2006 Citation Recipient

Timothy J. Cooley

The Kulczycki Book Prize in Polish Studies (formerly the Orbis Book Prize), established in 1996 and sponsored by the Kulczycki family, former owners of the Orbis Books Ltd. of London, England, is awarded annually for the best book in any discipline, on any aspect of Polish affairs, published in the previous calendar year.

Winner: Timothy J. Cooley
Title: Making Music in the Polish Tatras: Tourists, Ethnographers, and Mountain Musicians (Indiana University Press)

Making Music in the Polish Tatras is a formidable contribution to the discipline of ethnomusicology, demonstrating Timothy Cooleys deep understanding of the subtleties of the music of Podhale. He offers a technically sophisticated presentation that will appeal to specialists in his field, but this book deserves to reach a much broader audience because of its anthropologically and historically rich exploration of Grale identity. Cooley explores how ethnicity is created and re-created, polemicizing against an essentialist understanding of folk culture by showing how Grale music is produced through the interaction of the local population with a variety of outsiders (including musicologists such as himself). Tracing the evolution of the regions music from the late 19th century to the present day, Cooley shows how tourists, scholars, and musicians from other traditions have all contributed to the definition of what authentic Grale music should sound like. At the same time, this book presents the people of Podhale as active agents in the creation of their own music, not as passive objects in an abstract process of ethnic construction. Making Music in the Polish Tatras describes this music in many settings, including private weddings, tourist restaurants, folk festivals, and even a fascinating collaborative world music project involving Grale and reggae musicians.
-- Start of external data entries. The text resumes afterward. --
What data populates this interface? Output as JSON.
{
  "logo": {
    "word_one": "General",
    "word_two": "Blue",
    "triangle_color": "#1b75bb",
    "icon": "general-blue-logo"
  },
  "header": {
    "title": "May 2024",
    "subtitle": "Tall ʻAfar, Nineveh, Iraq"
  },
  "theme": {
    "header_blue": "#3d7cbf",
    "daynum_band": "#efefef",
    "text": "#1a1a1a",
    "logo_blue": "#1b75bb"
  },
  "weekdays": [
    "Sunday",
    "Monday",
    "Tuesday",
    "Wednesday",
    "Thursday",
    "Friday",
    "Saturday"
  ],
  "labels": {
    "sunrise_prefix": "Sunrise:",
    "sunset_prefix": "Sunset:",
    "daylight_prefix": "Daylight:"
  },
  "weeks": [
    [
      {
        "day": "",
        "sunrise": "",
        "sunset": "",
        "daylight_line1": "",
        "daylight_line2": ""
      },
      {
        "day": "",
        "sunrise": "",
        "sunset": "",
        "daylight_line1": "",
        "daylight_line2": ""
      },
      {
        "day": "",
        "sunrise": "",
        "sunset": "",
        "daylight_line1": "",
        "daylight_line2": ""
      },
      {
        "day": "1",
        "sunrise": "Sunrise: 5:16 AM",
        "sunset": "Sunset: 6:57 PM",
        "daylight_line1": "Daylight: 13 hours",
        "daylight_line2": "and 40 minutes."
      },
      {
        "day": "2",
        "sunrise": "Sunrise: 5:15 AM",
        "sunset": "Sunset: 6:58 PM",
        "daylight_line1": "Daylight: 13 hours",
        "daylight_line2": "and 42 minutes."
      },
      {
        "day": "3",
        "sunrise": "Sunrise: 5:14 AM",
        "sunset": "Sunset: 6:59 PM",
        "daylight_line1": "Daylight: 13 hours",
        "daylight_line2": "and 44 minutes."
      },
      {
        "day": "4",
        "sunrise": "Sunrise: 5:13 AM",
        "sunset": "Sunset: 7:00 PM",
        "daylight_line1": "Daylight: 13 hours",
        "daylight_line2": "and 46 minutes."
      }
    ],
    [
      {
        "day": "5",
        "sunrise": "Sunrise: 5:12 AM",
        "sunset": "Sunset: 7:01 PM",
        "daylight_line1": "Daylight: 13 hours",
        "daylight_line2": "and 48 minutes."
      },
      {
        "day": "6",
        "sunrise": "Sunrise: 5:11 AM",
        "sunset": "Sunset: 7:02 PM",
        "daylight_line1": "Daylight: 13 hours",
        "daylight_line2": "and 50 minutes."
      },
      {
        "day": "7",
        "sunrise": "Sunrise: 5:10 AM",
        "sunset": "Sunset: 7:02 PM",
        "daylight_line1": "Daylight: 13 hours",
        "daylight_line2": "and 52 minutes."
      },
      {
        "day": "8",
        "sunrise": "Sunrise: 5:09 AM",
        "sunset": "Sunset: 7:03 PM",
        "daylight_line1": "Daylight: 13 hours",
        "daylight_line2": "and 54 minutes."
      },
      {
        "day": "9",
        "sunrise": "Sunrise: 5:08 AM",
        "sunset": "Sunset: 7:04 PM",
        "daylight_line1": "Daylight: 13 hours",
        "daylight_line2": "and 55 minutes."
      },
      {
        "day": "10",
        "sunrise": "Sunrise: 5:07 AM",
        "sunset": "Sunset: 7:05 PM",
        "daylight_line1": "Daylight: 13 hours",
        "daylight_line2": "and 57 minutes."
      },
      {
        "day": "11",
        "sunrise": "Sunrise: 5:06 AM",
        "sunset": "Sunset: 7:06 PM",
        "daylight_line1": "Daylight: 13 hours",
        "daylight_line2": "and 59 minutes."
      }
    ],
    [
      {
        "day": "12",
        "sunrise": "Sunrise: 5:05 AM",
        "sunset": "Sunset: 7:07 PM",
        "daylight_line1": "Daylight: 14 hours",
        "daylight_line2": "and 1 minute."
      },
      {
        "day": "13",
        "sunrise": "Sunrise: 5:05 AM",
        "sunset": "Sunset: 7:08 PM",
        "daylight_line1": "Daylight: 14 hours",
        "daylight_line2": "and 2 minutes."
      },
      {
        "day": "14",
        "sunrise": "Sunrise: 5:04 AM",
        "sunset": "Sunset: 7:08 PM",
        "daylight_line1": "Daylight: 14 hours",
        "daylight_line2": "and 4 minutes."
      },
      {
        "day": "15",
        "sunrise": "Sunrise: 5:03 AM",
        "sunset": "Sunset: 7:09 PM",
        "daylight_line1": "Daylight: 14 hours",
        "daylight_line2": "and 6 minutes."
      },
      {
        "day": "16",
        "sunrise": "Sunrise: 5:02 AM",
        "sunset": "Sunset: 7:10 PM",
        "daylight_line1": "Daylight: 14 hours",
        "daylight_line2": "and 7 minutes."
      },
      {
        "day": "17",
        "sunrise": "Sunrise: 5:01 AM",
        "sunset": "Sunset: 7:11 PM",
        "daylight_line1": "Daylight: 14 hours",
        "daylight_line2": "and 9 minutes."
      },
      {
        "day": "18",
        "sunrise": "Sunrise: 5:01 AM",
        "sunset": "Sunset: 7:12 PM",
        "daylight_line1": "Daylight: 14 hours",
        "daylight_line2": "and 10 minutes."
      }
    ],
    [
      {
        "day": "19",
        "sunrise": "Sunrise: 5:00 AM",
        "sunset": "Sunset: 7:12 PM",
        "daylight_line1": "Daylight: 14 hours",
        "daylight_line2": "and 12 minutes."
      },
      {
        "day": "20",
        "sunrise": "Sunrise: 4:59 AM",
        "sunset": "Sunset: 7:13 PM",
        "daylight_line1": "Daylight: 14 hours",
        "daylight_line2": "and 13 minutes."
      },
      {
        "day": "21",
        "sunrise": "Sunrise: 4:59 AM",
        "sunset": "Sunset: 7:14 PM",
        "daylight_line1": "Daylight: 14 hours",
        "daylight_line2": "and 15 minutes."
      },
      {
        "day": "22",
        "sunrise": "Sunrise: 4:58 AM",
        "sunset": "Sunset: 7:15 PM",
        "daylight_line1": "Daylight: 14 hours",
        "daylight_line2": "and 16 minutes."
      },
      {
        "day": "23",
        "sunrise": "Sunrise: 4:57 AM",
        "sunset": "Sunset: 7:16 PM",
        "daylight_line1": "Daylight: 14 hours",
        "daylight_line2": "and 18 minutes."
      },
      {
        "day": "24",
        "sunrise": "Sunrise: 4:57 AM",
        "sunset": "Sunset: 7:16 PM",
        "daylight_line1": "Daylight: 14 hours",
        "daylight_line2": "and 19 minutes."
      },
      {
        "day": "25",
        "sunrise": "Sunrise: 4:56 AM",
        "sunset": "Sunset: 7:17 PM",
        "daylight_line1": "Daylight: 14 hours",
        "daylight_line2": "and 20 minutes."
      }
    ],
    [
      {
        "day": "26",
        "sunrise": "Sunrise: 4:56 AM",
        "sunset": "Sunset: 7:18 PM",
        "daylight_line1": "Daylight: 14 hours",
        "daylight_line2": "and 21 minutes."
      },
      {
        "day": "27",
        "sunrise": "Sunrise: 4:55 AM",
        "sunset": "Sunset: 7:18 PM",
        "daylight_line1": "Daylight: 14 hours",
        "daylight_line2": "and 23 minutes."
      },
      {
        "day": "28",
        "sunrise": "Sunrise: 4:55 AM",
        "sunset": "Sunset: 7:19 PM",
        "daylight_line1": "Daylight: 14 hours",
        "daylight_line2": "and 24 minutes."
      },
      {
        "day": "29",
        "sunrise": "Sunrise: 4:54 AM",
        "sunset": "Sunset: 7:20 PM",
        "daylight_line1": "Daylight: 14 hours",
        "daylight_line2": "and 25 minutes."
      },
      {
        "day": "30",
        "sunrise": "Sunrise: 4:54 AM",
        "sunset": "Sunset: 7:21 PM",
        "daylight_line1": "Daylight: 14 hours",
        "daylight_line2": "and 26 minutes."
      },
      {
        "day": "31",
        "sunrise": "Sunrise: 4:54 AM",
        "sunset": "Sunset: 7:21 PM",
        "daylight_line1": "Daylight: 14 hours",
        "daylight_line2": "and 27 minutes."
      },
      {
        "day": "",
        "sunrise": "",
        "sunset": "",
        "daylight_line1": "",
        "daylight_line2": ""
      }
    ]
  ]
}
Cooley draws upon many different methodologies to make his argument, moving from detailed technical analysis of musical forms (with a CD accompanying the book to illustrate his claims), to an archival study of early 20th century Podhale ethnography, to a participant anthropology of music making today.